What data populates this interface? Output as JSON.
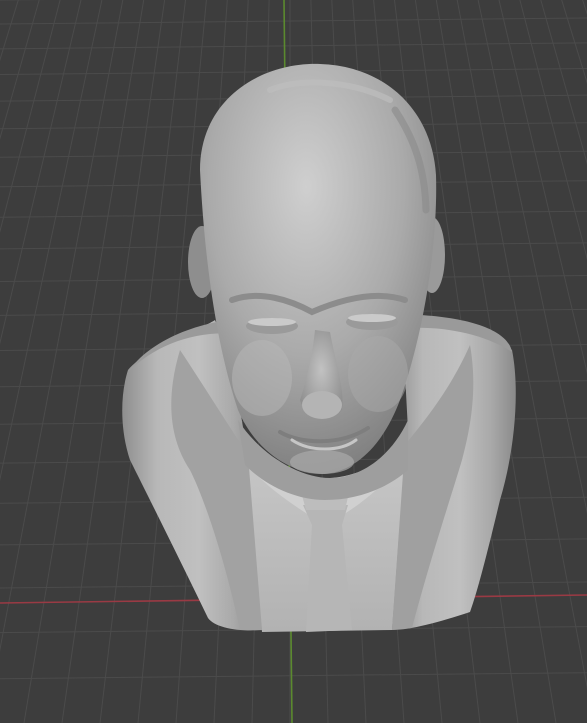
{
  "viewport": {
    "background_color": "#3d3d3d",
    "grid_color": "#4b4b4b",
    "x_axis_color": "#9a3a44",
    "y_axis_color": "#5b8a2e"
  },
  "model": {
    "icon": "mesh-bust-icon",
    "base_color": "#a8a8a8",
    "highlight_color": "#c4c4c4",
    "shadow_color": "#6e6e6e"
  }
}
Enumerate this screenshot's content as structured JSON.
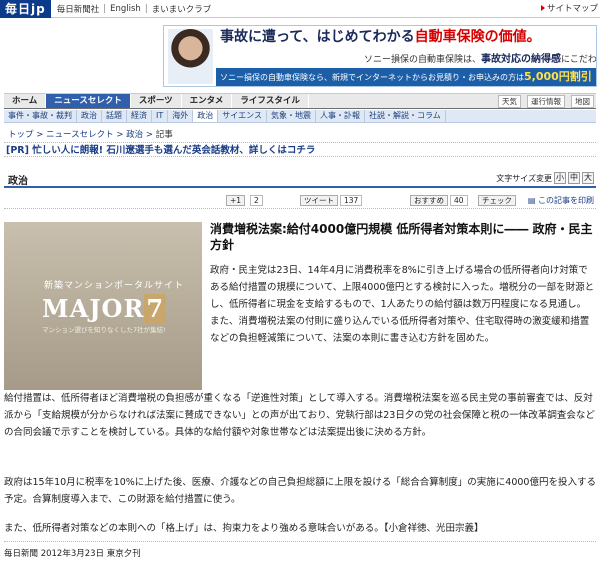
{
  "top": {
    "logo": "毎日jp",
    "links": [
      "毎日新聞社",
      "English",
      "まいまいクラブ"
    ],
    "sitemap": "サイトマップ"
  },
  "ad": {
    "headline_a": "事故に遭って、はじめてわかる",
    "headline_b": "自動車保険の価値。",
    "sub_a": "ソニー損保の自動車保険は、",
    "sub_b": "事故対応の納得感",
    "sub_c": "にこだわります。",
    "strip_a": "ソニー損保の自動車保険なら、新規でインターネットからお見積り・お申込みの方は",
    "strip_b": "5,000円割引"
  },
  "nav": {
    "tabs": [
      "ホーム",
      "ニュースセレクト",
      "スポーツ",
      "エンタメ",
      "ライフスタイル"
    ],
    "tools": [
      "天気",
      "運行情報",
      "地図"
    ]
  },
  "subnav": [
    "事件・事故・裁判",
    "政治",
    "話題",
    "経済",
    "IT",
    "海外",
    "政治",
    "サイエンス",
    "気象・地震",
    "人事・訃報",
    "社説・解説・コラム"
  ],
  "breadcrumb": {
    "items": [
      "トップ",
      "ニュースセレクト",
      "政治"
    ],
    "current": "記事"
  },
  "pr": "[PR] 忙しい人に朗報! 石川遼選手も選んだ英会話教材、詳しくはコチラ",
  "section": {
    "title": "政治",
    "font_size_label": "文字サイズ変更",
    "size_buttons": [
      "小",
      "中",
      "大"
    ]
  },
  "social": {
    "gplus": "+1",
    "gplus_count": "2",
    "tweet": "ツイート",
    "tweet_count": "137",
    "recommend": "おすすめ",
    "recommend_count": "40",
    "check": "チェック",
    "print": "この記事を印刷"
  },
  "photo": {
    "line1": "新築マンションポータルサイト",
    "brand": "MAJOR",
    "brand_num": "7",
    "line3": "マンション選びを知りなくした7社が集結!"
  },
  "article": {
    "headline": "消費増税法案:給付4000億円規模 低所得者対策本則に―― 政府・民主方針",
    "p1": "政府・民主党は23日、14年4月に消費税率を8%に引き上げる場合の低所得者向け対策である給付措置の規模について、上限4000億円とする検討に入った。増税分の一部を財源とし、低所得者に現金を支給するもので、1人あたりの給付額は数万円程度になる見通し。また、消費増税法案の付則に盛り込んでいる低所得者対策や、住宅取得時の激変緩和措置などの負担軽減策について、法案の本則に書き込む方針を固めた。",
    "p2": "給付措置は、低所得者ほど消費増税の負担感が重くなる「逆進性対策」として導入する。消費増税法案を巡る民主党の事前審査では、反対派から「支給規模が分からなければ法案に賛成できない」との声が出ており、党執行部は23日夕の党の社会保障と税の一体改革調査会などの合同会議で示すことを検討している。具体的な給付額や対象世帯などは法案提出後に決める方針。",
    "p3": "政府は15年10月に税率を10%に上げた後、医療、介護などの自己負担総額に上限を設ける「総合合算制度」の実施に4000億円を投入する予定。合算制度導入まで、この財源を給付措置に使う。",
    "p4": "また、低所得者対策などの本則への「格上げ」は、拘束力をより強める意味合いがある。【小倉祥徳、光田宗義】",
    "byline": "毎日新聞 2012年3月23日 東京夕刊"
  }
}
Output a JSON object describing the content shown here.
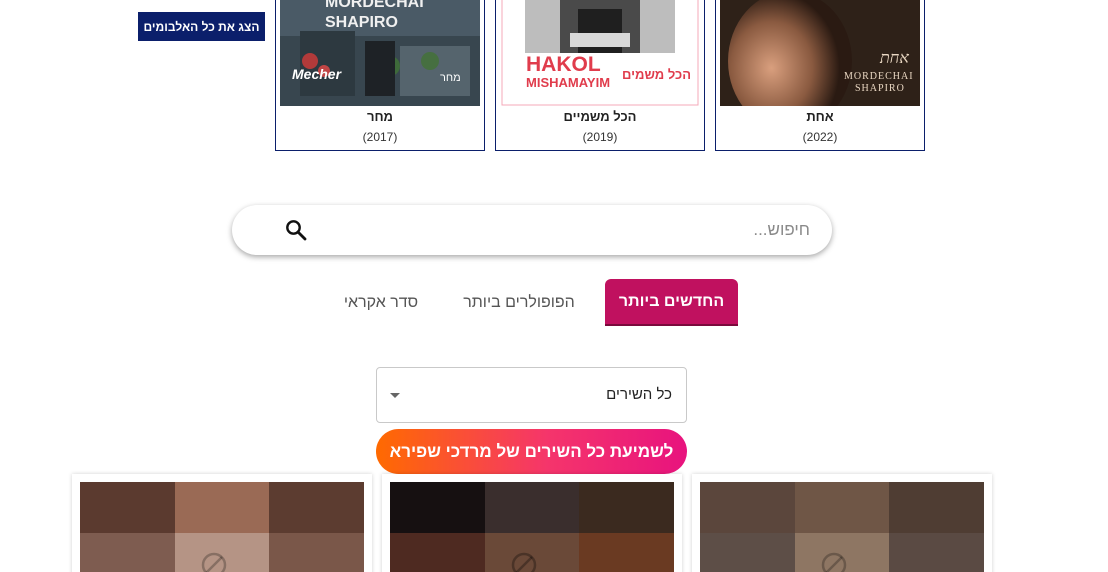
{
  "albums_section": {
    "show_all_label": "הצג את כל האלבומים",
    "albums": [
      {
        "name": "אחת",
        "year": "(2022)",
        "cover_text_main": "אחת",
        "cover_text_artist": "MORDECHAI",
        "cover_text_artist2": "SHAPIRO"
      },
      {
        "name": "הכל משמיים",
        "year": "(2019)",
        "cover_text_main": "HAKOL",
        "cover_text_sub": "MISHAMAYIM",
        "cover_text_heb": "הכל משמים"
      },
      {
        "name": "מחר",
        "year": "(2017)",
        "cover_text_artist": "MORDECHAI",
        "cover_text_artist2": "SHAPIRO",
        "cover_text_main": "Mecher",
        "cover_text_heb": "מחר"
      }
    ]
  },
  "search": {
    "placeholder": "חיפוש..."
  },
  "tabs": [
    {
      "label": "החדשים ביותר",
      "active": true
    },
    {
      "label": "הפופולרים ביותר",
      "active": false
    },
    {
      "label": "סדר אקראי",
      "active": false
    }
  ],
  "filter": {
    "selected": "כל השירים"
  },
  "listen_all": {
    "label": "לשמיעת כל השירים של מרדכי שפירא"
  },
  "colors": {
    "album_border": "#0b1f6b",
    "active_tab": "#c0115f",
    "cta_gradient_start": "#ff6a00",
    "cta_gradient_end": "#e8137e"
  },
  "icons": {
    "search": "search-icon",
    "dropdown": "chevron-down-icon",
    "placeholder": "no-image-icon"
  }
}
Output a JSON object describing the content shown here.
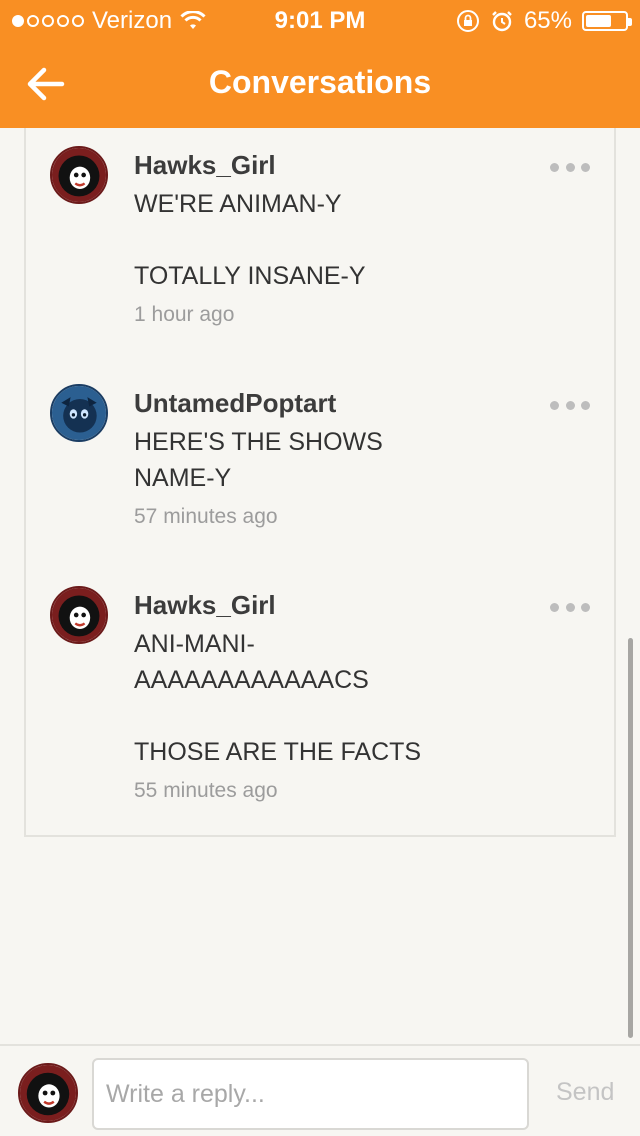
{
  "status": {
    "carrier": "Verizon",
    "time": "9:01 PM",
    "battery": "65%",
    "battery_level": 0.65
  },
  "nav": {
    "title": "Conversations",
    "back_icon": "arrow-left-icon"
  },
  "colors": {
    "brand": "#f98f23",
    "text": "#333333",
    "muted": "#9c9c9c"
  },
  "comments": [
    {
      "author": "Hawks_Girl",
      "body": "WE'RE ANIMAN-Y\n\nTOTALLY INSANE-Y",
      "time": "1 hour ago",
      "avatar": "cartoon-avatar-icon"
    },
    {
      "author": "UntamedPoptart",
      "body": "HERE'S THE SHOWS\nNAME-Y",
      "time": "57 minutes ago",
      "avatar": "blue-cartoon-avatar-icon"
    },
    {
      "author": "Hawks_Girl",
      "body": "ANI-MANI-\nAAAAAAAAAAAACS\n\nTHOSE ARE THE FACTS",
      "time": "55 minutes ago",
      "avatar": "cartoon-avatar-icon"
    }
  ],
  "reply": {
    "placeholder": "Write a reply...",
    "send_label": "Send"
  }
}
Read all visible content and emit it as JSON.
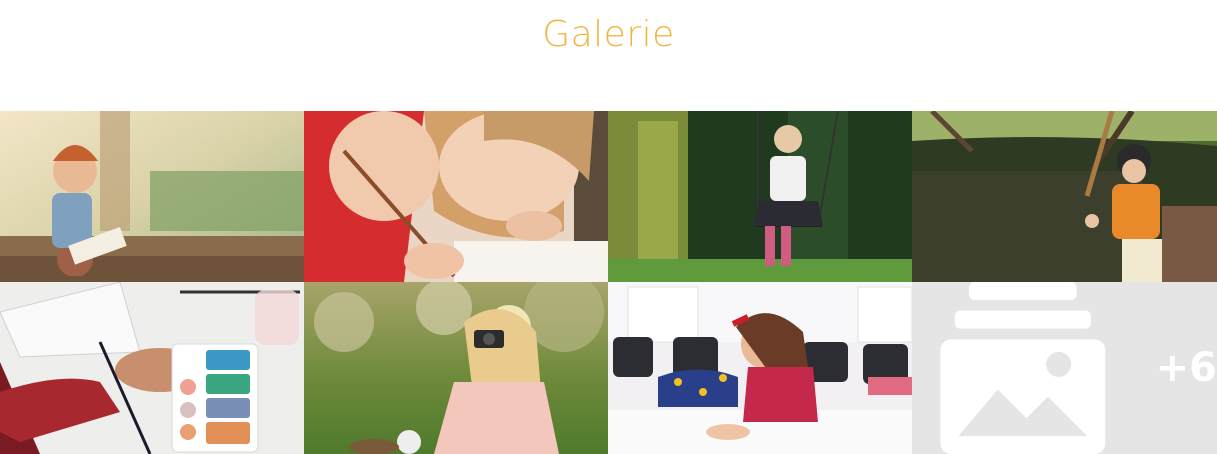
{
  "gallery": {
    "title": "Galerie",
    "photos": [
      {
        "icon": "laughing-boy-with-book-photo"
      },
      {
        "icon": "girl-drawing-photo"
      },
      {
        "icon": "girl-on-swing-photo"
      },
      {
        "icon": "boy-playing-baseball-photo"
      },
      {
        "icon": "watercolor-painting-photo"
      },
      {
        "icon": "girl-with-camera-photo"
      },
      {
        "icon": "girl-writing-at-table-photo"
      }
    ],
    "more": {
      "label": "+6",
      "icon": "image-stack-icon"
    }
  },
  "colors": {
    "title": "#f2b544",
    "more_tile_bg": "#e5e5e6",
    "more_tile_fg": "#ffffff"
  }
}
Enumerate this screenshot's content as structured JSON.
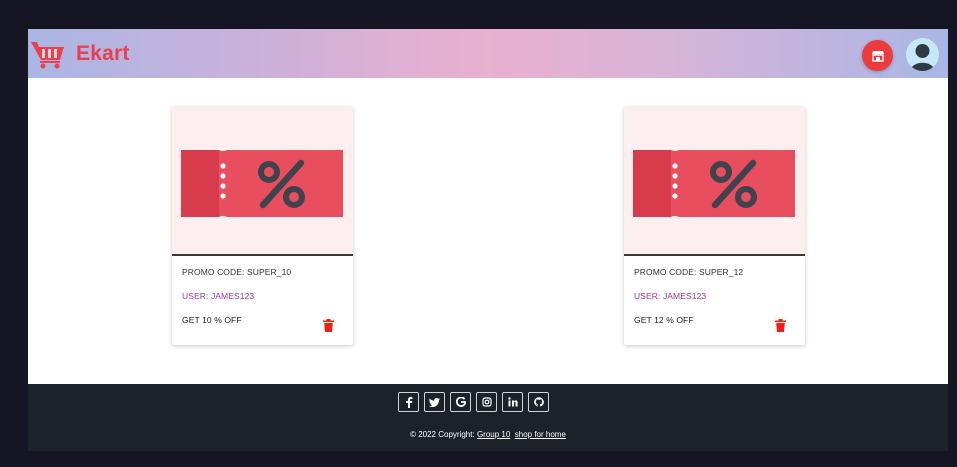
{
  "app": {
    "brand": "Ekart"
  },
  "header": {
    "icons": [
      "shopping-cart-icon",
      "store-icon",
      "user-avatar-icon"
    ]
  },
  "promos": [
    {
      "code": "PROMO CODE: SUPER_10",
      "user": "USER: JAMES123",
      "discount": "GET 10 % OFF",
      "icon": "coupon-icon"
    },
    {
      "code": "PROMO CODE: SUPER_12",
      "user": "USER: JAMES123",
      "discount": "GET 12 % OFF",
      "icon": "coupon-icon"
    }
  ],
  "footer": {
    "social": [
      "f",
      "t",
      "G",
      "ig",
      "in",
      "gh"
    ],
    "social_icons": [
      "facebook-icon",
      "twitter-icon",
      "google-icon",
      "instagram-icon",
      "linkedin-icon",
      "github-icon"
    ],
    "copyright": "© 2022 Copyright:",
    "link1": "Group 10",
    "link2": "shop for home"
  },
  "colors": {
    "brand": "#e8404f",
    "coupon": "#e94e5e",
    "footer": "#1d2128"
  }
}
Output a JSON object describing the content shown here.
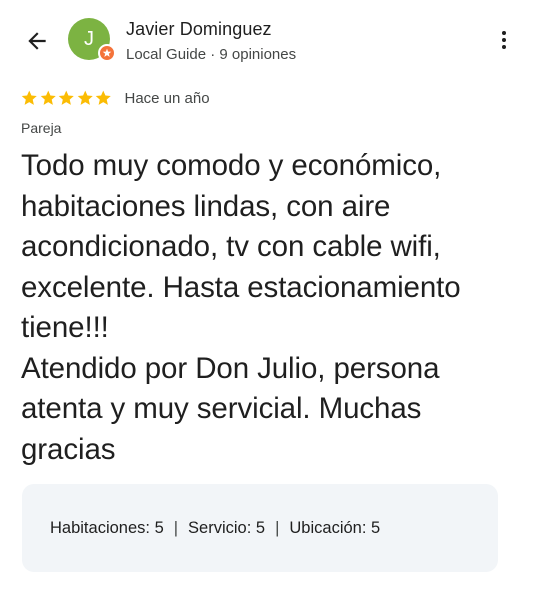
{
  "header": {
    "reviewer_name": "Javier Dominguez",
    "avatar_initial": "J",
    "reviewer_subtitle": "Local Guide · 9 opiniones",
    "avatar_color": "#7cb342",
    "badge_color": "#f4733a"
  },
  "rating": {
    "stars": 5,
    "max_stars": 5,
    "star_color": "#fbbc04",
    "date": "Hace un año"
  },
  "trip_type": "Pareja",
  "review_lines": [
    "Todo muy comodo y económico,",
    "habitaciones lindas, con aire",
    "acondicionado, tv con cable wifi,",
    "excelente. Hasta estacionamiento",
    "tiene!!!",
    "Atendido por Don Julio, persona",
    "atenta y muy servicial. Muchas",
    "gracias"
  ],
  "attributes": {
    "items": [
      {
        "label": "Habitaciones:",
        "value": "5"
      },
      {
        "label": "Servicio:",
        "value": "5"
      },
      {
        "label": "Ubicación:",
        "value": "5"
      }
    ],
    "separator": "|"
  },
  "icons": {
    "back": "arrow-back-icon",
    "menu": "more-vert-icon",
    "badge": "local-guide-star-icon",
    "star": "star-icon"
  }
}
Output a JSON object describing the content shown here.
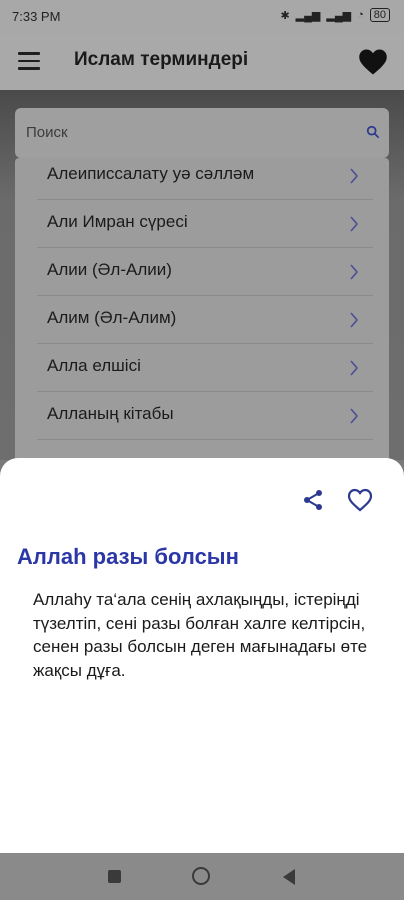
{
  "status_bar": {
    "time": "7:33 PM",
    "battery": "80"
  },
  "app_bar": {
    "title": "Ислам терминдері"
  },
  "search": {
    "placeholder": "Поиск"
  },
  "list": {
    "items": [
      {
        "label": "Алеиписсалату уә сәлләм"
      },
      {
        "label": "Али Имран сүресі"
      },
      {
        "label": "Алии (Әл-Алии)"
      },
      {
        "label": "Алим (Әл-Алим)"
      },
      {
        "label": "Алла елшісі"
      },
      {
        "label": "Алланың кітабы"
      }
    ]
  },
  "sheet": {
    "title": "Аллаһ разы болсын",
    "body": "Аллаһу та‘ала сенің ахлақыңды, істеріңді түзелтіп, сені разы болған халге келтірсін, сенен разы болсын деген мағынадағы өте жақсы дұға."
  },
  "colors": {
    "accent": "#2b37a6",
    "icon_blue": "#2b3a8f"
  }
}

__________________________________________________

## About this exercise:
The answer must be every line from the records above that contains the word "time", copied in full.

## Exercise answer:
    "time": "9:01 PM",
      "time": "1 hour ago",
      "time": "57 minutes ago",
      "time": "55 minutes ago",
    "time": "7:33 PM",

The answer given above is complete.